As indicated, after the first motion for a mistrial, the prosecutor then continued his questioning of Baca, and Baca, in response to questions, stated that he had given the DEA agent names of persons whom he believed were dealing in drugs, without naming names, and then he later described going to Westland Auto Body Shop and, inter alia, negotiating two sales of cocaine with Torres, the first sale occurring on July 17, 1990, and the second on July 31, 1990. Counsel claims the sequence of Baca's responses permits the inference that Baca gave Torres' name to the DEA agent as being one suspected of dealing in drugs. Such is somewhat theoretical and speculative. In any event, this particular testimony did not, in our view, require a mistrial.

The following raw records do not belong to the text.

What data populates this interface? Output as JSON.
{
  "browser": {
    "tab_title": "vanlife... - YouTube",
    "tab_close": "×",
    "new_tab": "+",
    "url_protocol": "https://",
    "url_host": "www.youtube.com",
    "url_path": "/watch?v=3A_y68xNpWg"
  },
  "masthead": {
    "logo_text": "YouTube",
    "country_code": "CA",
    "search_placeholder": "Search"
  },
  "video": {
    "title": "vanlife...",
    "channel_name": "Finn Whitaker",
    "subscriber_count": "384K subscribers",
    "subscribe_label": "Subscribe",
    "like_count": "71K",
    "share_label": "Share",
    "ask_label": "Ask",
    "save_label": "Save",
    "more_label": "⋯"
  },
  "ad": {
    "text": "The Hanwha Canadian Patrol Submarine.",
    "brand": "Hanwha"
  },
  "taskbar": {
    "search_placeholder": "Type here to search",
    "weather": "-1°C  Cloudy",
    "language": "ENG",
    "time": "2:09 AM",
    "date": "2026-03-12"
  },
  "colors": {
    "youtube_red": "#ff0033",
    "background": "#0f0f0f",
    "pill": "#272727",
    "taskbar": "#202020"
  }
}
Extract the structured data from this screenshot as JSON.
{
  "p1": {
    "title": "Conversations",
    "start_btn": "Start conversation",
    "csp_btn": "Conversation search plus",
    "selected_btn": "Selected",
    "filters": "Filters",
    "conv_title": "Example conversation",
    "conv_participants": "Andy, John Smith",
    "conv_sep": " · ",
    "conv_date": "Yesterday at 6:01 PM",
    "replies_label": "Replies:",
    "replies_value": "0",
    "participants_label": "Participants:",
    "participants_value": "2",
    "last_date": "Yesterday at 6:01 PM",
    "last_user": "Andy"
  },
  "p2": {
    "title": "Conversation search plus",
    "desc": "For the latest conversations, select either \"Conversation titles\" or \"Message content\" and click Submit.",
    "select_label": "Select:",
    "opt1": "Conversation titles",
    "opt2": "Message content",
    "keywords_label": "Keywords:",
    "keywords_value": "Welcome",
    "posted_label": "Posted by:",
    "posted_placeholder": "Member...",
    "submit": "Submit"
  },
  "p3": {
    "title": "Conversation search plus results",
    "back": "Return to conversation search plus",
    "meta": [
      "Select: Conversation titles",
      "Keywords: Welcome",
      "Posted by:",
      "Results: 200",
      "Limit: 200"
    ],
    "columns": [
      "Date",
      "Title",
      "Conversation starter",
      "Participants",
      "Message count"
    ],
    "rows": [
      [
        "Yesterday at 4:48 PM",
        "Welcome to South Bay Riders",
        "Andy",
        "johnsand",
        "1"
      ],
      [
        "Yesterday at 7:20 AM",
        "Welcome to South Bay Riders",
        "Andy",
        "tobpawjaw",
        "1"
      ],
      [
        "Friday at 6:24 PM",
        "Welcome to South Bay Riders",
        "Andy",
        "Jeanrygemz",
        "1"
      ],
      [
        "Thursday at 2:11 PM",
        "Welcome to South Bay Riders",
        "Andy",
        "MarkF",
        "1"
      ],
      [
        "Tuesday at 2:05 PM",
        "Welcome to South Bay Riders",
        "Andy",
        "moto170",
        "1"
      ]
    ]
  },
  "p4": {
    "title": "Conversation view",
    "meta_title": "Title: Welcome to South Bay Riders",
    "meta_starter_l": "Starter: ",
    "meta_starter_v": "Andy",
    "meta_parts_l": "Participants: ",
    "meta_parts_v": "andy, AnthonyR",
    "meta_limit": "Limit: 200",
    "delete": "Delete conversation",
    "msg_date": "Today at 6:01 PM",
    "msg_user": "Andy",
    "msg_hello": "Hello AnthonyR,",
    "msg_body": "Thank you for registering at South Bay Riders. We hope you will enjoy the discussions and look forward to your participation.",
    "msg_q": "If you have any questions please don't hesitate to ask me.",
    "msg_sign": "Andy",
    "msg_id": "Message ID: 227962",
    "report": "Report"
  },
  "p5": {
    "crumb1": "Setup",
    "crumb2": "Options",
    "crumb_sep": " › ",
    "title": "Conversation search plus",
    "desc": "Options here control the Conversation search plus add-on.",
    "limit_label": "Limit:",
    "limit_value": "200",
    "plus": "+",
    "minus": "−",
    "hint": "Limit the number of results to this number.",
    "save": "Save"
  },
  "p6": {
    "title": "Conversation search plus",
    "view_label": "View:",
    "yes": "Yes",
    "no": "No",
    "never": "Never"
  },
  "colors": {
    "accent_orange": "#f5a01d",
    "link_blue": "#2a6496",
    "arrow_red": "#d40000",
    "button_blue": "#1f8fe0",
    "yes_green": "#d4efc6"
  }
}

In a different fact setting, we have held that a defendant in a criminal proceeding is not entitled on appeal to a reversal where there is the "slightest possibility of harm," and that the true test is "whether ... [the defendant's] right to a fair and impartial trial was impaired." United States v. Pinelli, 890 F.2d 1461, 1473 (10th Cir.1989), cert. denied, 494 U.S. 1038, 110 S.Ct. 1498, 108 L.Ed.2d 632 (1990). Our study of the trial transcript indicates to us that Torres' right to a fair and impartial trial was not impaired by these isolated responses of informant Baca, which the jury was instructed to disregard. Baca's purchase of cocaine on July 17, 1990, from Torres, and his subsequent purchase of cocaine from Torres and Soria on July 31, 1990, were "monitored" by DEA agents and local police, who corroborated Baca's testimony on all essential details.
As indicated, Torres' appeal to this court was submitted on the briefs at the request of Torres' counsel and the United States Attorney. Soria's appeal, however, was orally argued to the same panel to which Torres' appeal was submitted. Subsequently, counsel for Torres filed a motion that he be allowed to adopt on appeal Soria's argument that the district court erred in denying their joint motion to suppress the use at trial of items seized by the authorities in their search of Westland Auto Body Shop, which included, inter alia, 413 grams of cocaine in 14 baggies, a Nexus triple beam scale, and approximately $4,980 in U.S. currency. By prior order of court we granted that motion, the United States Attorney not objecting thereto. However, such is of no assistance to Torres, since, in affirming Soria's conviction and sentence, we have now held that the district court committed no error in denying the joint motion to suppress.
McKAY, Chief Judge, concurring:
I concur in the court's judgment in this case and in all of the court's opinion except insofar as it relates to the protective sweep. See my special concurring opinion in United States v. Soria, 959 F.2d 855 (10th Cir.1992).
After this case was scheduled for oral argument, counsel for both parties waived oral argument and asked that the case be submitted on the briefs. This panel, after reviewing the briefs, agreed with counsel and ordered the case submitted on the briefs. See Fed.R.App.P. 34(a); 10th Cir.R. 34.1.9